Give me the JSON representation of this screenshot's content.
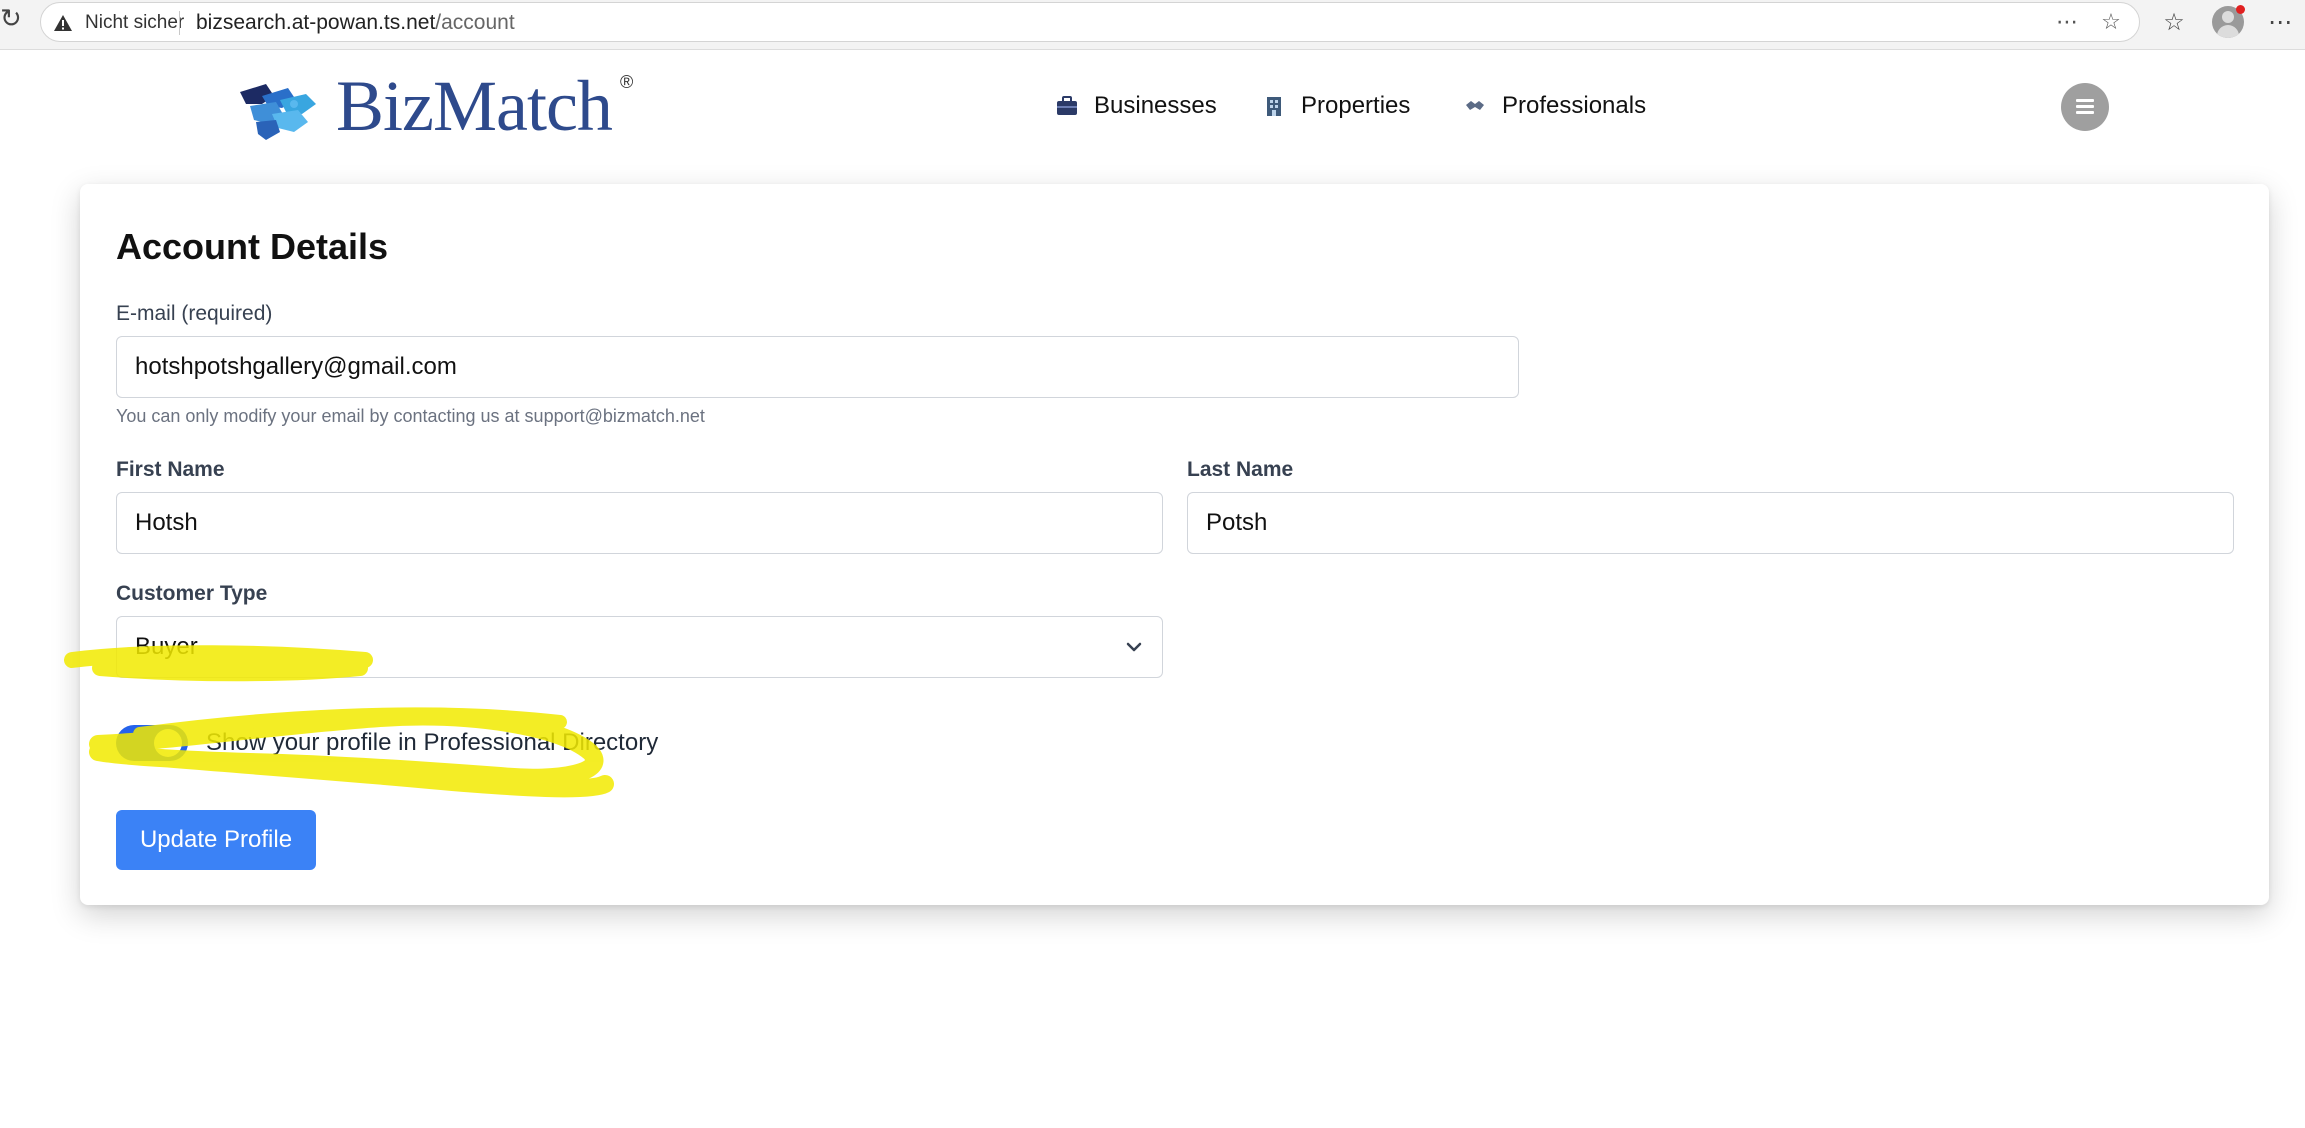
{
  "browser": {
    "security_label": "Nicht sicher",
    "url_host": "bizsearch.at-powan.ts.net",
    "url_path": "/account"
  },
  "header": {
    "logo_text": "BizMatch",
    "logo_mark": "®",
    "nav": [
      {
        "label": "Businesses",
        "icon": "briefcase-icon"
      },
      {
        "label": "Properties",
        "icon": "building-icon"
      },
      {
        "label": "Professionals",
        "icon": "handshake-icon"
      }
    ],
    "menu_icon": "hamburger-menu-icon"
  },
  "account": {
    "title": "Account Details",
    "email_label": "E-mail (required)",
    "email_value": "hotshpotshgallery@gmail.com",
    "email_help": "You can only modify your email by contacting us at support@bizmatch.net",
    "first_name_label": "First Name",
    "first_name_value": "Hotsh",
    "last_name_label": "Last Name",
    "last_name_value": "Potsh",
    "customer_type_label": "Customer Type",
    "customer_type_value": "Buyer",
    "toggle_label": "Show your profile in Professional Directory",
    "toggle_on": true,
    "update_button": "Update Profile"
  },
  "colors": {
    "primary": "#3b82f6",
    "toggle": "#2563eb",
    "highlighter": "#f2ea00",
    "logo_blue": "#2e4a8c"
  }
}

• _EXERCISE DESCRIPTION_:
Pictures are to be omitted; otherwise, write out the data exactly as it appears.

• _YOUR SOLUTION_:
Give me the JSON representation of this screenshot's content.
{
  "browser": {
    "security_label": "Nicht sicher",
    "url_host": "bizsearch.at-powan.ts.net",
    "url_path": "/account"
  },
  "header": {
    "logo_text": "BizMatch",
    "logo_mark": "®",
    "nav": [
      {
        "label": "Businesses",
        "icon": "briefcase-icon"
      },
      {
        "label": "Properties",
        "icon": "building-icon"
      },
      {
        "label": "Professionals",
        "icon": "handshake-icon"
      }
    ],
    "menu_icon": "hamburger-menu-icon"
  },
  "account": {
    "title": "Account Details",
    "email_label": "E-mail (required)",
    "email_value": "hotshpotshgallery@gmail.com",
    "email_help": "You can only modify your email by contacting us at support@bizmatch.net",
    "first_name_label": "First Name",
    "first_name_value": "Hotsh",
    "last_name_label": "Last Name",
    "last_name_value": "Potsh",
    "customer_type_label": "Customer Type",
    "customer_type_value": "Buyer",
    "toggle_label": "Show your profile in Professional Directory",
    "toggle_on": true,
    "update_button": "Update Profile"
  },
  "colors": {
    "primary": "#3b82f6",
    "toggle": "#2563eb",
    "highlighter": "#f2ea00",
    "logo_blue": "#2e4a8c"
  }
}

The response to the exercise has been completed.